Edgar Allan Poe? Poe? Anne D. Danielewski? Anonymous?
Dear Quote Investigator: Edgar Allan Poe authored groundbreaking tales in three different genres: horror, mystery, and science fiction. Numerous websites attribute the following emotion-laden passage to the literary master:
Sometimes I’m terrified of my heart; of its constant hunger for whatever it is it wants; the way it stops and starts.
I have been unable to locate these words in any story written by the famous nineteenth-century romanticist. Would you please explore this topic?
Quote Investigator: There is no substantive support for the ascription to Edgar Allan Poe.
Instead, the lines should be credited to the American singer/songwriter Poe. She released an album called “Haunted” in 2000, and the quotation was spoken by her during the fifth track which was about 52 seconds long.
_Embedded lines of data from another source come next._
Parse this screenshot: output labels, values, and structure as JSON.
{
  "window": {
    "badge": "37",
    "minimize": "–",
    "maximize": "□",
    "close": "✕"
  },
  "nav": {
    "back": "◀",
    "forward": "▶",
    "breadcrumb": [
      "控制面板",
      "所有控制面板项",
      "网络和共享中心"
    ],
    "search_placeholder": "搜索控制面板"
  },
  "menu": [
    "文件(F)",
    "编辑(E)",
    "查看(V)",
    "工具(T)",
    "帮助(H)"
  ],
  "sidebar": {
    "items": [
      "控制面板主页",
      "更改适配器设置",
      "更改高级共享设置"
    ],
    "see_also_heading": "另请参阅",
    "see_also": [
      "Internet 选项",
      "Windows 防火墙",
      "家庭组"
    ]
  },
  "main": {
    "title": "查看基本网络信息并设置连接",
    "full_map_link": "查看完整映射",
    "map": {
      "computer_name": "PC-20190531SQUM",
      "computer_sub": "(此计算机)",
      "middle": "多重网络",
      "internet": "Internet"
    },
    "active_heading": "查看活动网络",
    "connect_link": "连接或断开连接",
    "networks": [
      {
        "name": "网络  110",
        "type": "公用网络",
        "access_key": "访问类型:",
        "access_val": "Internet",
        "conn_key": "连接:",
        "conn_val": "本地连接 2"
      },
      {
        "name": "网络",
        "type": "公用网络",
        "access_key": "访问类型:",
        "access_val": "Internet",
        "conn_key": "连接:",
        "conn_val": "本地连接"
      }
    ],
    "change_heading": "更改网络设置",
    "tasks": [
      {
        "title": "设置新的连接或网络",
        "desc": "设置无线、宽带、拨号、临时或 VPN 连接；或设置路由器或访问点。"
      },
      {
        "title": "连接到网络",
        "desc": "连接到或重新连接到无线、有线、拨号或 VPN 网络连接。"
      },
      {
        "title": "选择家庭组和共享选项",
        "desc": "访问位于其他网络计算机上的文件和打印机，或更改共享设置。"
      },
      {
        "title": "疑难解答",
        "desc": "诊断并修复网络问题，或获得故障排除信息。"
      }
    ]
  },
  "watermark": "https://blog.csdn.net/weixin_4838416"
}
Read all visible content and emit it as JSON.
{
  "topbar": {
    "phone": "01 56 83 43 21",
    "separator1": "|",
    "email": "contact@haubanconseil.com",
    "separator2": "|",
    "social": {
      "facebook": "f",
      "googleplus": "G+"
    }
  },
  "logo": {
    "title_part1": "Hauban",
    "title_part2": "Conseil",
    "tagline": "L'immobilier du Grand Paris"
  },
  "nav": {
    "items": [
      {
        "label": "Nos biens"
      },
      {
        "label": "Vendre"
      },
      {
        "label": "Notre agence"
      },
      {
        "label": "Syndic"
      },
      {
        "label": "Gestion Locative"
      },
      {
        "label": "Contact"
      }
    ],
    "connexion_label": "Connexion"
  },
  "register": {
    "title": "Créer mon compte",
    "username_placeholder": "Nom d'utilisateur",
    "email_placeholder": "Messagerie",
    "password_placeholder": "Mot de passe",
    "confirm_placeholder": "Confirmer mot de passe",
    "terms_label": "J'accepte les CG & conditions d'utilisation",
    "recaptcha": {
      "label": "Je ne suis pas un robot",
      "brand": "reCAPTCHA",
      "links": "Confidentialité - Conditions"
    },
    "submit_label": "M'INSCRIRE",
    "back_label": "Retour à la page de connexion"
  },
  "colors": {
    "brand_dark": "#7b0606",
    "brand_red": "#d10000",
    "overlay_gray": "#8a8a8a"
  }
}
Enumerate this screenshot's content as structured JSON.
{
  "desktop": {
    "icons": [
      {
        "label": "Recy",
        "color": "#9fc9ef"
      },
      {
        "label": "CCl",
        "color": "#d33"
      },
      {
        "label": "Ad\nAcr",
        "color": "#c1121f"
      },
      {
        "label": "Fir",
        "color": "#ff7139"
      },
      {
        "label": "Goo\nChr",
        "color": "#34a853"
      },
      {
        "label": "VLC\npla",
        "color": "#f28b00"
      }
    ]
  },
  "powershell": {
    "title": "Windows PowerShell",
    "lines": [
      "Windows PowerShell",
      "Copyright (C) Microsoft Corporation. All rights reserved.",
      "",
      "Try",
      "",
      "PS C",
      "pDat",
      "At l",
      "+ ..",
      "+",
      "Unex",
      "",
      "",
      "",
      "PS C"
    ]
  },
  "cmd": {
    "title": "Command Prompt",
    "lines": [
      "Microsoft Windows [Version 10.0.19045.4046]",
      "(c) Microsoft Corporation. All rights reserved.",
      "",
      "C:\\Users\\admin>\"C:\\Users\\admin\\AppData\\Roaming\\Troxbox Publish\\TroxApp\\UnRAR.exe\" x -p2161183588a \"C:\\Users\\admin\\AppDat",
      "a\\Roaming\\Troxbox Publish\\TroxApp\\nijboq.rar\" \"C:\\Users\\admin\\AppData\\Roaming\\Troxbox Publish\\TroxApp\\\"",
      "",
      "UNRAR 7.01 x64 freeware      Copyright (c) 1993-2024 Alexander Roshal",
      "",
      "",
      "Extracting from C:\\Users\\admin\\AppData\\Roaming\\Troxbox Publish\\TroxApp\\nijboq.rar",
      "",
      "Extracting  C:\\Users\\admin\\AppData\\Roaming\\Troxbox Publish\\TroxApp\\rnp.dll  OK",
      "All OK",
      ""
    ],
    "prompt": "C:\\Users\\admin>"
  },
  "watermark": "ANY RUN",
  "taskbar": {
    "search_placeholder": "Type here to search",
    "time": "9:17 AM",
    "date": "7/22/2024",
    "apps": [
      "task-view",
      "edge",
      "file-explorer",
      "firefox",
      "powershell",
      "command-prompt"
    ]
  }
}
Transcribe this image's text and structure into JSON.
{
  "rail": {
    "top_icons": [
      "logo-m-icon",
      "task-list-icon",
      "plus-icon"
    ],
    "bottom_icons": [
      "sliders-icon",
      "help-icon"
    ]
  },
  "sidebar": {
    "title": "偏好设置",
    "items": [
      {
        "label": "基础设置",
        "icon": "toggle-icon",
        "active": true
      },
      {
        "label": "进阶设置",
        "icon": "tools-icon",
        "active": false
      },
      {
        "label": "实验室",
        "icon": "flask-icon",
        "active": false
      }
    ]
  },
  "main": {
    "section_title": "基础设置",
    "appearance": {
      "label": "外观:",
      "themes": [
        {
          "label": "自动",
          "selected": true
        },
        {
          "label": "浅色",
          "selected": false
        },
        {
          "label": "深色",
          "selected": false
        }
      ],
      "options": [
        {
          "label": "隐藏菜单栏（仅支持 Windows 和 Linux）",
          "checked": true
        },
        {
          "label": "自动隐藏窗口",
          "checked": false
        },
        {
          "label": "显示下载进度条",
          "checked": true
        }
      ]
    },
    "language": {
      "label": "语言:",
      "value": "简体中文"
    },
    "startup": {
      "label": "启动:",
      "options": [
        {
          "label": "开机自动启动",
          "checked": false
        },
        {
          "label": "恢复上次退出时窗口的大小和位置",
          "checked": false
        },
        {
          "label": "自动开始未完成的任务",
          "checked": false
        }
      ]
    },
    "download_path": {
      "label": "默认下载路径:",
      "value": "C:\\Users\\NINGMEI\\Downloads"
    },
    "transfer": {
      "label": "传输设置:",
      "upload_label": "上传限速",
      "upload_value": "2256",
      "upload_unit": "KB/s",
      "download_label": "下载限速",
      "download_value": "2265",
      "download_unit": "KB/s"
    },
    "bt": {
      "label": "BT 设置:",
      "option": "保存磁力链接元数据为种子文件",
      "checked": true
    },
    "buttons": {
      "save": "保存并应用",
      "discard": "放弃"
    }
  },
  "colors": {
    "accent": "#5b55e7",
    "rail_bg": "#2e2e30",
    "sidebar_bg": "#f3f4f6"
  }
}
The audio can currently be heard on YouTube and Amazon:[ref] YouTube video, Title: Terrified Heart Poe, Uploaded on March 12, 2012, Uploaded by: Amanda Johnston, (There is a delay before the final word is spoken), Description by Uploader: Song by Poe, Album – Haunted, 2001, (Album actually released in October 2000 according to metacritic.com). (Accessed on youtube.com on March 21, 2015) link [/ref]
Sometimes, I’m terrified of my heart, of its constant hunger for whatever it is it wants; the way it stops and starts.
Note that the audio and video available on YouTube changes over time. E. A. Poe is long dead, but the Poe who crafted the words above is very much alive and has a large cohort of fans and enthusiasts. Poe’s birth name was Anne Decatur Danielewski according Wikipedia, IMDB.com, and last.fm.
Below are additional selected citations in chronological order.
In 1843 Edgar Allan Poe published a landmark short story called “The Tell-Tale Heart”. The unhinged narrator was terrified by the sound of a beating heart that seemed to become louder and louder; however, the heart was not his own. Indeed, the beating sound was an audio hallucination that precipitated the narrator’s breakdown and criminal confession. Imperfect memories of this story may have caused some individuals to link the quotation to Edgar Allan Poe, but the sentences were not present in the text.[ref] 1843 January, The Pioneer, Edited by poet James Russell Lowell, The Tell-Tale Heart by Edgar Allan Poe, Published by Leland & Whiting, Boston, Massachusetts. (Scans at poemuseum.org) link link [/ref][ref] 1844 July, The Literary Garland: A Canadian Magazine, Volume 2, Number 7, Confession of a Maniac by Edgar Allan Poe, Start Page 333, End Page 335, Printed and Published by Lovell & Gibson, Montreal, Canada. (Google Books Full View) link [/ref]
In 2010 a member of the Goodreads community posted the quotation and ascribed the words to Edgar Allan Poe. The popular expression had gathered 1762 likes by March 2015:[ref] Website: Goodreads, Article title: Edgar Allan Poe > Quotes > Quotable Quote, Timestamp on first ‘Like’: November 20, 2010 08:41AM, Website description: Goodreads is a large community for readers that provides book recommendations; the site is owned by Amazon. (Accessed goodreads.com on March 21, 2015) link [/ref]
Edgar Allan Poe
“Sometimes I’m terrified of my heart; of its constant hunger for whatever it is it wants. The way it stops and starts.”
Skepticism about the linkage to the celebrated macabre short story writer was expressed in a post at a website called “The World of Edgar Allan Poe” in September 2012. The blog owner named Undine presented the passage together with its common spurious ascription and then stated the following:[ref] Website: The World of Edgar Allan Poe, Article title: The Power of (Misusing) Words, Blog Author: Undine, Date on website: September 18, 2012, Website description: Articles which directly or indirectly concern Edgar Allan Poe with topics selected by a self-described “blogger of the Grotesque and Arabesque”, (Accessed worldofpoe.blogspot.com on March 21, 2015) link [/ref]
Wrong Poe, kids. This line is from a song by the living singer-songwriter Poe, (“Terrified Heart”) rather than the not-so-living author.
In September 2014 the website of the Edgar Allan Poe Museum of Richmond, Virginia posted an article titled “Did Poe Really Say That?” The quotation was mentioned followed by this corrective commentary:[ref] Website: The Museum of Edgar Allan Poe, Article title: Museum News: Did Poe Really Say That?, Article Author: Kelly, Date on website: September 10, 2014, Website description: Web presence of the Poe Museum of Richmond, Virginia. The Museum is located in The Old Stone House. (Accessed poemuseum.org on March 20, 2015) link [/ref]
This came from a song written by the singer Poe. Confusing, yes; however, they are two distinctly different people.
In conclusion, QI believes that the passage should be ascribed to the musical artist Poe and not Edgar Allan Poe.
(Great thanks to the gifted musical artist Poe who notified QI about the widespread misattribution. Her message led to the formulation of this question and the initiation of this exploration.)